Github navigation. I mean, I remember there were at least two major redesigns, so they are trying, but always somehow mess it up.
The rule is simple: don’t put tabs inside tabs. It might seem logical for a programmer who’s writing it but in real life people don’t like hierarchies and don’t want to understand nestedness of your stuff. Especially when it’s not supported by visual cues. Which it isn’t here. But even if it was, it would not make it natural or pleasant to use.
What do we see? Top black bar is fine, it’s like separate sections of a website altogether. You either go there or you don’t. And has black background, which makes it easy to ignore. So this part is good.
Next we see our first level of tabs. It’s related to current repo. Ok, fine. If only it was the only level. The buttons Unwatch/Start/Fork also make sense here.
Then we get repo description. Why here? Why in a code tab? Shouldn’t it be on repo level? Edit button on the right is supposed to be contextual, but it’s really hard to find, given all the space that separates it from the content it’s supposed to be editing.

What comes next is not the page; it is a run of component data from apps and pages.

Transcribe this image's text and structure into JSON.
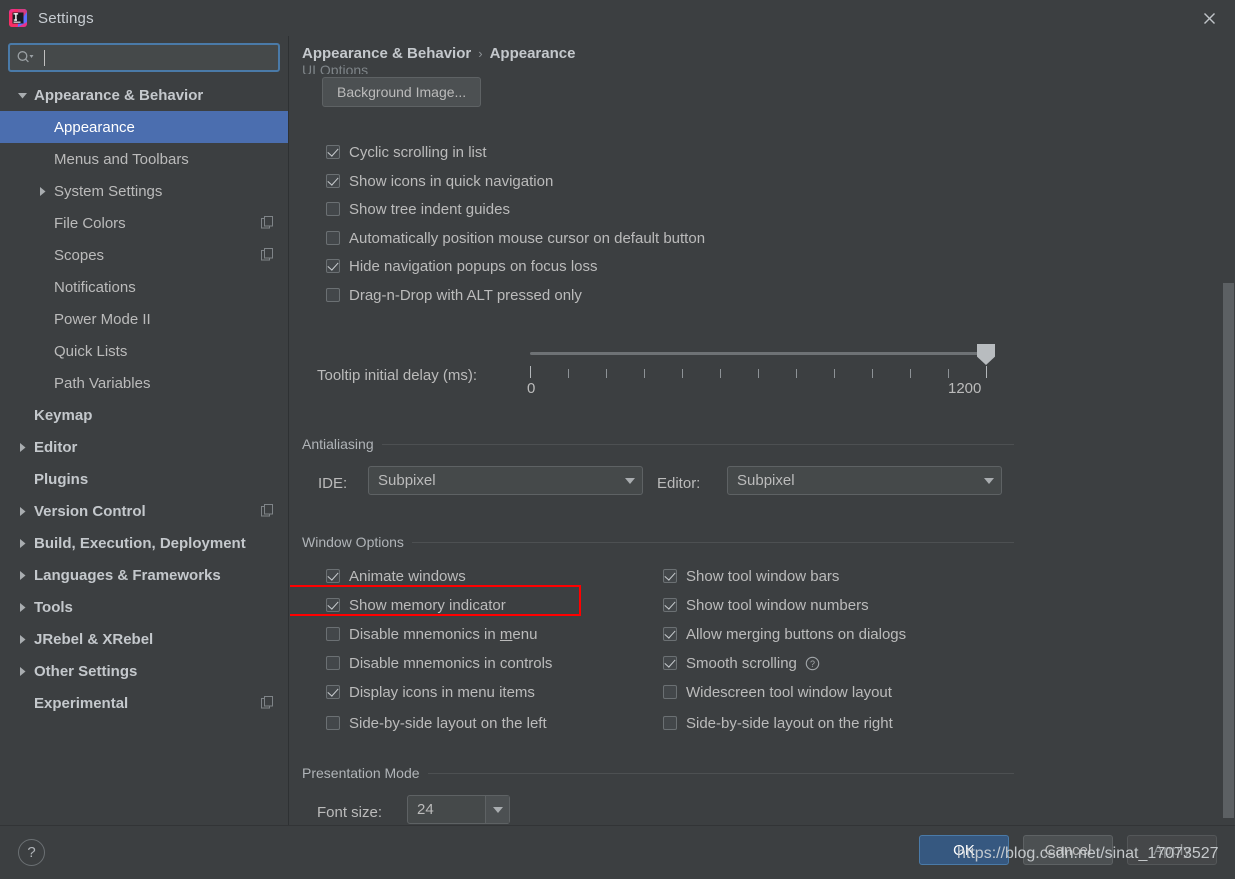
{
  "window": {
    "title": "Settings",
    "app_icon": "intellij-idea-logo-icon",
    "close_icon": "close-icon"
  },
  "search": {
    "value": "",
    "placeholder": "",
    "icon": "search-icon"
  },
  "sidebar": {
    "items": [
      {
        "label": "Appearance & Behavior",
        "level": 0,
        "twisty": "down",
        "selected": false,
        "badge": false
      },
      {
        "label": "Appearance",
        "level": 1,
        "twisty": "none",
        "selected": true,
        "badge": false
      },
      {
        "label": "Menus and Toolbars",
        "level": 1,
        "twisty": "none",
        "selected": false,
        "badge": false
      },
      {
        "label": "System Settings",
        "level": 1,
        "twisty": "right",
        "selected": false,
        "badge": false
      },
      {
        "label": "File Colors",
        "level": 1,
        "twisty": "none",
        "selected": false,
        "badge": true
      },
      {
        "label": "Scopes",
        "level": 1,
        "twisty": "none",
        "selected": false,
        "badge": true
      },
      {
        "label": "Notifications",
        "level": 1,
        "twisty": "none",
        "selected": false,
        "badge": false
      },
      {
        "label": "Power Mode II",
        "level": 1,
        "twisty": "none",
        "selected": false,
        "badge": false
      },
      {
        "label": "Quick Lists",
        "level": 1,
        "twisty": "none",
        "selected": false,
        "badge": false
      },
      {
        "label": "Path Variables",
        "level": 1,
        "twisty": "none",
        "selected": false,
        "badge": false
      },
      {
        "label": "Keymap",
        "level": 0,
        "twisty": "none",
        "selected": false,
        "badge": false
      },
      {
        "label": "Editor",
        "level": 0,
        "twisty": "right",
        "selected": false,
        "badge": false
      },
      {
        "label": "Plugins",
        "level": 0,
        "twisty": "none",
        "selected": false,
        "badge": false
      },
      {
        "label": "Version Control",
        "level": 0,
        "twisty": "right",
        "selected": false,
        "badge": true
      },
      {
        "label": "Build, Execution, Deployment",
        "level": 0,
        "twisty": "right",
        "selected": false,
        "badge": false
      },
      {
        "label": "Languages & Frameworks",
        "level": 0,
        "twisty": "right",
        "selected": false,
        "badge": false
      },
      {
        "label": "Tools",
        "level": 0,
        "twisty": "right",
        "selected": false,
        "badge": false
      },
      {
        "label": "JRebel & XRebel",
        "level": 0,
        "twisty": "right",
        "selected": false,
        "badge": false
      },
      {
        "label": "Other Settings",
        "level": 0,
        "twisty": "right",
        "selected": false,
        "badge": false
      },
      {
        "label": "Experimental",
        "level": 0,
        "twisty": "none",
        "selected": false,
        "badge": true
      }
    ]
  },
  "breadcrumb": {
    "root": "Appearance & Behavior",
    "separator": "›",
    "leaf": "Appearance"
  },
  "main": {
    "clipped_group_label": "UI Options",
    "background_image_button": "Background Image...",
    "ui_options_checkboxes": [
      {
        "label": "Cyclic scrolling in list",
        "checked": true
      },
      {
        "label": "Show icons in quick navigation",
        "checked": true
      },
      {
        "label": "Show tree indent guides",
        "checked": false
      },
      {
        "label": "Automatically position mouse cursor on default button",
        "checked": false
      },
      {
        "label": "Hide navigation popups on focus loss",
        "checked": true
      },
      {
        "label": "Drag-n-Drop with ALT pressed only",
        "checked": false
      }
    ],
    "tooltip_slider": {
      "label": "Tooltip initial delay (ms):",
      "min_label": "0",
      "max_label": "1200",
      "min": 0,
      "max": 1200,
      "value": 1200,
      "tick_count": 13
    },
    "antialiasing": {
      "group_label": "Antialiasing",
      "ide_label": "IDE:",
      "ide_value": "Subpixel",
      "editor_label": "Editor:",
      "editor_value": "Subpixel"
    },
    "window_options": {
      "group_label": "Window Options",
      "left_column": [
        {
          "label": "Animate windows",
          "checked": true,
          "mnemonic": ""
        },
        {
          "label": "Show memory indicator",
          "checked": true,
          "mnemonic": "",
          "highlighted": true
        },
        {
          "label": "Disable mnemonics in menu",
          "checked": false,
          "mnemonic": "m"
        },
        {
          "label": "Disable mnemonics in controls",
          "checked": false,
          "mnemonic": ""
        },
        {
          "label": "Display icons in menu items",
          "checked": true,
          "mnemonic": ""
        },
        {
          "label": "Side-by-side layout on the left",
          "checked": false,
          "mnemonic": ""
        }
      ],
      "right_column": [
        {
          "label": "Show tool window bars",
          "checked": true,
          "help": false
        },
        {
          "label": "Show tool window numbers",
          "checked": true,
          "help": false
        },
        {
          "label": "Allow merging buttons on dialogs",
          "checked": true,
          "help": false
        },
        {
          "label": "Smooth scrolling",
          "checked": true,
          "help": true
        },
        {
          "label": "Widescreen tool window layout",
          "checked": false,
          "help": false
        },
        {
          "label": "Side-by-side layout on the right",
          "checked": false,
          "help": false
        }
      ]
    },
    "presentation_mode": {
      "group_label": "Presentation Mode",
      "font_size_label": "Font size:",
      "font_size_value": "24"
    }
  },
  "footer": {
    "help_label": "?",
    "ok_label": "OK",
    "cancel_label": "Cancel",
    "apply_label": "Apply"
  },
  "watermark": {
    "text": "https://blog.csdn.net/sinat_17073527"
  },
  "colors": {
    "window_bg": "#3c3f41",
    "selection_blue": "#4b6eaf",
    "ok_button_blue": "#365880",
    "highlight_red": "#ff0000",
    "text": "#bbbbbb",
    "field_bg": "#45494a"
  }
}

Ok, second level of tabs. Commits/branches/releases/contributors. You might argue that this placement is correct, after all, those make sense only in the context of code, not in PR or Wiki or Settings. True, but imagine you’re in another tab and want to take a look at commit list. It’s not natural to think “ok, commits are code so I should first go to code and then select commits here”. No. You’ll be just looking for Commits tab on a screen.
This is a problem similar to grumpy.website/post/0PKt_NN8B. When you group stuff, grouping makes sense. When you’re looking for stuff, you don’t think in groups, you’re looking for something directly.
What’s worse, even the grouping here isn’t consistent. E.g. branches are on this level and in a button one level below. Contributors are also in Insights.
Also I can’t not mention that big red line that separates tabs from the content that’s supposed to be “inside” those tabs. This is a language statistics, and you might wonder: why is it here? Well, because.
(Actually, what you see as tabs here and is funtionally a tab switcher has couple more peculiarities: current tab is not shown (you’re in “default”, unnamed view now), switching to any of them removes tab switcher altogether)
And then we have a confusing level of buttons (Branch/New PR/Create files/Clone) which are, well, not always buttons.
First of all, Branch/tag switcher is another tab switcher that hides in a button (each Branch is like a tab for your code). That would be a third layer, yes. Even more, the switcher itself contains tabs!
New PR/Create file/Upload are actions, that part is fine.
Then we have Find file which is, again, just another tab (or section) hiding under a button.
And Clone/Download is just a piece of info, not even a link, and certainly not an action (buttons are supposed to be actions). I suppose they painted it green because it was very popular but made it a button because didn’t found a better place for it.
It’s time to sum it up but look! There’re two more links (Pull request and Compare) just down below. Yes, PR link is actually an action (and is supposed to be a button), and Compare. Well, it’s enough to say those two links lead to exactly the same place :))
Ok, what’s the net result? Buttons, tabs and links are all over the place. There’re multiple “groups” or “clusters” of controls (~seven, depending on how you count).
Good news: lots of controls are top-level, not hidden under dropdowns and easy to access when you know where to look.
Bad news: grouping doesn’t make sense. It’s arbitrary, badly organized, illogical. Visual cues are not applied consistently (links that look like tabs or buttons, tabs that look like buttons or links, buttons that look like links).
As a result, I never know where to look for stuff that I need, even though I use Github every day in my work. Even just one big dumb linear list of “everything we have” would be better because at least you would know where to look for the things you need.